|Length||25.6 cm||10.0 in||Approx|
|Main rotor ∅||29.5 cm||11.6 in||Approx|
- Constructed with metal and plastic components
- Display stand not included.
JC Wings JCW-72-Mi17-001 – 1/72 Scale Mil Mi-17 LPZS, 1st Training and SAR Sqn, Slovak Air Force
JC Wings diecast model JCW-72-Mi17-001 replicates in 1/72 scale the Mil Mi-17 LPZS, #0826, 1. Výcviková a LPZS letka (1st Training and SAR Sqn), Vzdušné Sily Ozbrojených Síl Slovenskej Republiky (Air Force of the Armed Forces of the Slovak Republic), stationed at Prešov Air Base, Slovakia.
The Mil Mi-17 (NATO reporting name: Hip), known as the Mi-8M series in Russian service, is a Russian and former Soviet military twin-engined transport, gunship and electronic warfare helicopter. Canada operated four Mi-17V5 designated CH-178 in Afghanistan in 2010.
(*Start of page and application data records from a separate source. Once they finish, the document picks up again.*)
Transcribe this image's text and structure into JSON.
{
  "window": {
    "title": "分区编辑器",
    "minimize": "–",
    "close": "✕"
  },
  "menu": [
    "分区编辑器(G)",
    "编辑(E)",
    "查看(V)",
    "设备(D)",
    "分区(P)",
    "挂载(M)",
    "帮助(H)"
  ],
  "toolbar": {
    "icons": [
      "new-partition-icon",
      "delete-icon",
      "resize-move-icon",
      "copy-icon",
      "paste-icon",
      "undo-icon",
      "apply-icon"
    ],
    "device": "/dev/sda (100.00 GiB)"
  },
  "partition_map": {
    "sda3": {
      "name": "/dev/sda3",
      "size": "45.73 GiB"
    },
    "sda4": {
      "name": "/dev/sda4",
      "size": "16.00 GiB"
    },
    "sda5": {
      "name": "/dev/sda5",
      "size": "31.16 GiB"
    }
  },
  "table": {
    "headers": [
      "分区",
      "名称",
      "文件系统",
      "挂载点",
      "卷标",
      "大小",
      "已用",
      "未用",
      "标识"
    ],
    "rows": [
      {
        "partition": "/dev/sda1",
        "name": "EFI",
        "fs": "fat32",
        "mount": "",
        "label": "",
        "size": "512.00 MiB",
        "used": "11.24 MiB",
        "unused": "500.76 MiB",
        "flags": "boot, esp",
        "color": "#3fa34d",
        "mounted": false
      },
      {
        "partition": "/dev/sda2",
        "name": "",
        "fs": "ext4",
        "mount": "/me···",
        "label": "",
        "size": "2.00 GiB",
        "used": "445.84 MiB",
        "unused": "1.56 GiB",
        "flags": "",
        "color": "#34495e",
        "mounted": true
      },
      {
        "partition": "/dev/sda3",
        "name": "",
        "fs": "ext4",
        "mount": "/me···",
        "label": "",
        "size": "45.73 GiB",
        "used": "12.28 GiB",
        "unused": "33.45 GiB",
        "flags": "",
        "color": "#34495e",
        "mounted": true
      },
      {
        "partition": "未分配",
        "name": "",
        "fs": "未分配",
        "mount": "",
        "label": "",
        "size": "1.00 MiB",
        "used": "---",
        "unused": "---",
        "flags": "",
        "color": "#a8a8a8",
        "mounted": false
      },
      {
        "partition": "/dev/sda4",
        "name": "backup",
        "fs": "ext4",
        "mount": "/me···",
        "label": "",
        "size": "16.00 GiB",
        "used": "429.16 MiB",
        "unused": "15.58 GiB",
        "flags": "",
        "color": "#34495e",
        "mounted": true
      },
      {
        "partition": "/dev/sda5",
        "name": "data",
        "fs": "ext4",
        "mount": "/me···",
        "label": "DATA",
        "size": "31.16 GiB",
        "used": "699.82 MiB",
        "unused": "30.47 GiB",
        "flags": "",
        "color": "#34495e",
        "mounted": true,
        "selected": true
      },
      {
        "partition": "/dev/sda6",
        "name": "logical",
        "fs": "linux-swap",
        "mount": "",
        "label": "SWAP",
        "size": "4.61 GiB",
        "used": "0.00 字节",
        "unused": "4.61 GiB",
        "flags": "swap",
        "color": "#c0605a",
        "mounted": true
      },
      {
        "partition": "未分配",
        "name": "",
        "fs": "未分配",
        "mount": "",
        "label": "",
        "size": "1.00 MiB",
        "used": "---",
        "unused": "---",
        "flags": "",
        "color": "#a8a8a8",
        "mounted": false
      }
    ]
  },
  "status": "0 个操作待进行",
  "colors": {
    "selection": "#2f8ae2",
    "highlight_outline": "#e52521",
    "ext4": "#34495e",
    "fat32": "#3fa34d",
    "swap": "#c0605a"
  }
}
Developed from the Mi-8 airframe with the larger engines, rotors, and transmission, it first flew in 1975, entering service in 1977. It remains in service with approximately 60 countries and is manufactured under licence in China (Mi-171C). The flight crew consists of two pilots and a flight engineer.
Airframe construction is all-metal, mainly aluminium alloy, with a semi-monocoque pod, boom fuselage, a five-bladed main rotor, and a three-bladed tail rotor. Rotor blades are of lightweight alloy with some honeycomb components. Cargo is handled via a rear ramp or clam-shell doors, depending on the variant. The undercarriage is a fixed tricycle type.
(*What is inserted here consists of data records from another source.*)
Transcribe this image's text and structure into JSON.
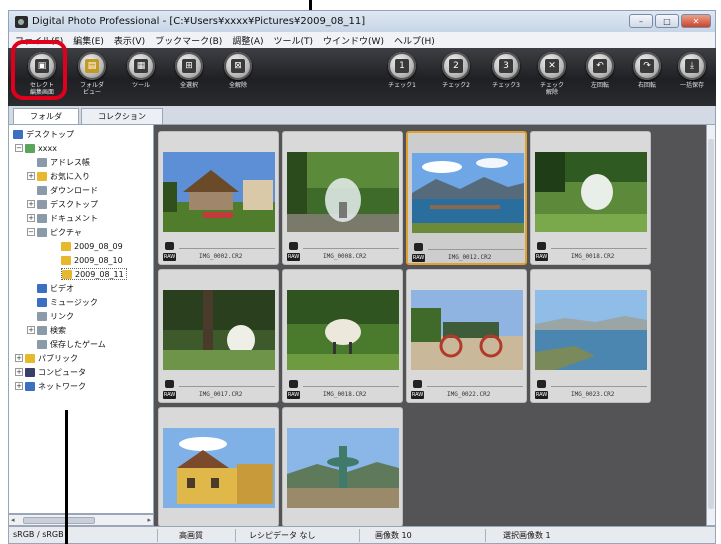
{
  "window": {
    "title": "Digital Photo Professional - [C:¥Users¥xxxx¥Pictures¥2009_08_11]",
    "buttons": [
      "–",
      "□",
      "✕"
    ]
  },
  "menu": [
    "ファイル(F)",
    "編集(E)",
    "表示(V)",
    "ブックマーク(B)",
    "調整(A)",
    "ツール(T)",
    "ウインドウ(W)",
    "ヘルプ(H)"
  ],
  "toolbar": {
    "items": [
      {
        "label": "セレクト\n編集画面",
        "icon": "select-edit-icon"
      },
      {
        "label": "フォルダ\nビュー",
        "icon": "folder-view-icon"
      },
      {
        "label": "ツール",
        "icon": "tool-icon"
      },
      {
        "label": "全選択",
        "icon": "select-all-icon"
      },
      {
        "label": "全解除",
        "icon": "deselect-all-icon"
      },
      {
        "label": "チェック1",
        "icon": "check1-icon"
      },
      {
        "label": "チェック2",
        "icon": "check2-icon"
      },
      {
        "label": "チェック3",
        "icon": "check3-icon"
      },
      {
        "label": "チェック\n解除",
        "icon": "check-clear-icon"
      },
      {
        "label": "左回転",
        "icon": "rotate-left-icon"
      },
      {
        "label": "右回転",
        "icon": "rotate-right-icon"
      },
      {
        "label": "一括保存",
        "icon": "batch-save-icon"
      }
    ]
  },
  "tabs": [
    "フォルダ",
    "コレクション (0)"
  ],
  "tree": [
    {
      "label": "デスクトップ",
      "depth": 0,
      "icon": "desktop-icon"
    },
    {
      "label": "xxxx",
      "depth": 1,
      "expander": "−",
      "icon": "user-folder-icon"
    },
    {
      "label": "アドレス帳",
      "depth": 2,
      "icon": "folder-icon"
    },
    {
      "label": "お気に入り",
      "depth": 2,
      "expander": "+",
      "icon": "folder-icon"
    },
    {
      "label": "ダウンロード",
      "depth": 2,
      "icon": "folder-icon"
    },
    {
      "label": "デスクトップ",
      "depth": 2,
      "expander": "+",
      "icon": "folder-icon"
    },
    {
      "label": "ドキュメント",
      "depth": 2,
      "expander": "+",
      "icon": "folder-icon"
    },
    {
      "label": "ピクチャ",
      "depth": 2,
      "expander": "−",
      "icon": "folder-icon"
    },
    {
      "label": "2009_08_09",
      "depth": 3,
      "icon": "folder-icon"
    },
    {
      "label": "2009_08_10",
      "depth": 3,
      "icon": "folder-icon"
    },
    {
      "label": "2009_08_11",
      "depth": 3,
      "icon": "folder-icon",
      "selected": true
    },
    {
      "label": "ビデオ",
      "depth": 2,
      "icon": "folder-icon"
    },
    {
      "label": "ミュージック",
      "depth": 2,
      "icon": "folder-icon"
    },
    {
      "label": "リンク",
      "depth": 2,
      "icon": "folder-icon"
    },
    {
      "label": "検索",
      "depth": 2,
      "expander": "+",
      "icon": "folder-icon"
    },
    {
      "label": "保存したゲーム",
      "depth": 2,
      "icon": "folder-icon"
    },
    {
      "label": "パブリック",
      "depth": 1,
      "expander": "+",
      "icon": "folder-icon"
    },
    {
      "label": "コンピュータ",
      "depth": 1,
      "expander": "+",
      "icon": "computer-icon"
    },
    {
      "label": "ネットワーク",
      "depth": 1,
      "expander": "+",
      "icon": "network-icon"
    }
  ],
  "thumbnails": [
    {
      "file": "IMG_0002.CR2",
      "raw": "RAW",
      "scene": "house"
    },
    {
      "file": "IMG_0008.CR2",
      "raw": "RAW",
      "scene": "fountain"
    },
    {
      "file": "IMG_0012.CR2",
      "raw": "RAW",
      "scene": "lake",
      "selected": true
    },
    {
      "file": "IMG_0018.CR2",
      "raw": "RAW",
      "scene": "egg-lawn"
    },
    {
      "file": "IMG_0017.CR2",
      "raw": "RAW",
      "scene": "tree-egg"
    },
    {
      "file": "IMG_0018.CR2",
      "raw": "RAW",
      "scene": "sheep"
    },
    {
      "file": "IMG_0022.CR2",
      "raw": "RAW",
      "scene": "wagon"
    },
    {
      "file": "IMG_0023.CR2",
      "raw": "RAW",
      "scene": "river"
    },
    {
      "scene": "building"
    },
    {
      "scene": "fountain2"
    }
  ],
  "status": {
    "color_space": "sRGB / sRGB",
    "quality": "高画質",
    "recipe": "レシピデータ なし",
    "count": "画像数 10",
    "selected": "選択画像数 1"
  }
}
The Mi-17 uses two Klimov VK-2500 turboshaft engines mounted side-by-side atop the fuselage, driving a five-bladed main rotor and three-bladed tail rotor. The Mi-17 had a top speed of 280 km/h (170 mph), a cruise speed of 260 km/h (160 mph), a service ceiling of 6,000 m (20,000 ft) and a range of 800 km (500 mi). Able to carry 4,000 kg (8,818 lb) cargo internally or 5,000 kg (11,023 lb) externally slung.
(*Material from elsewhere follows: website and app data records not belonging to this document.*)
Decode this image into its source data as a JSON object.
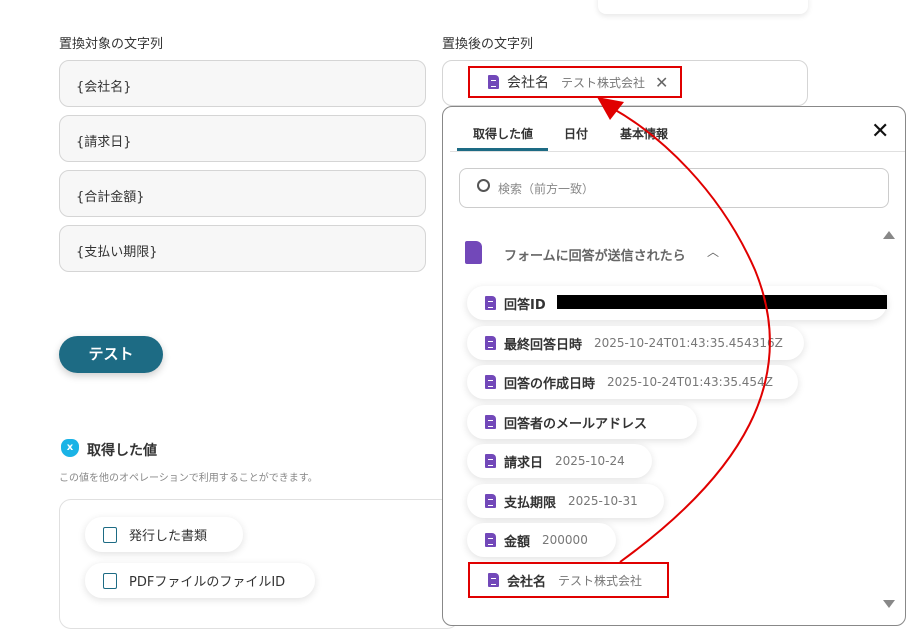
{
  "left": {
    "target_label": "置換対象の文字列",
    "targets": [
      "{会社名}",
      "{請求日}",
      "{合計金額}",
      "{支払い期限}"
    ],
    "test_button": "テスト",
    "acquired_title": "取得した値",
    "acquired_desc": "この値を他のオペレーションで利用することができます。",
    "outputs": [
      "発行した書類",
      "PDFファイルのファイルID"
    ]
  },
  "right": {
    "replace_label": "置換後の文字列",
    "selected_chip": {
      "key": "会社名",
      "value": "テスト株式会社"
    }
  },
  "popup": {
    "tabs": [
      "取得した値",
      "日付",
      "基本情報"
    ],
    "search_placeholder": "検索（前方一致）",
    "group_title": "フォームに回答が送信されたら",
    "items": [
      {
        "key": "回答ID",
        "value": ""
      },
      {
        "key": "最終回答日時",
        "value": "2025-10-24T01:43:35.454316Z"
      },
      {
        "key": "回答の作成日時",
        "value": "2025-10-24T01:43:35.454Z"
      },
      {
        "key": "回答者のメールアドレス",
        "value": ""
      },
      {
        "key": "請求日",
        "value": "2025-10-24"
      },
      {
        "key": "支払期限",
        "value": "2025-10-31"
      },
      {
        "key": "金額",
        "value": "200000"
      },
      {
        "key": "会社名",
        "value": "テスト株式会社"
      }
    ]
  },
  "colors": {
    "accent": "#1d6b84",
    "annotation": "#e00000",
    "form_icon": "#7248b9"
  }
}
Six hardpoints on outrigger structures can carry up to 1,500 kg (3,307 lb) of stores, including bombs, rockets, guided antitank missiles and gun pods.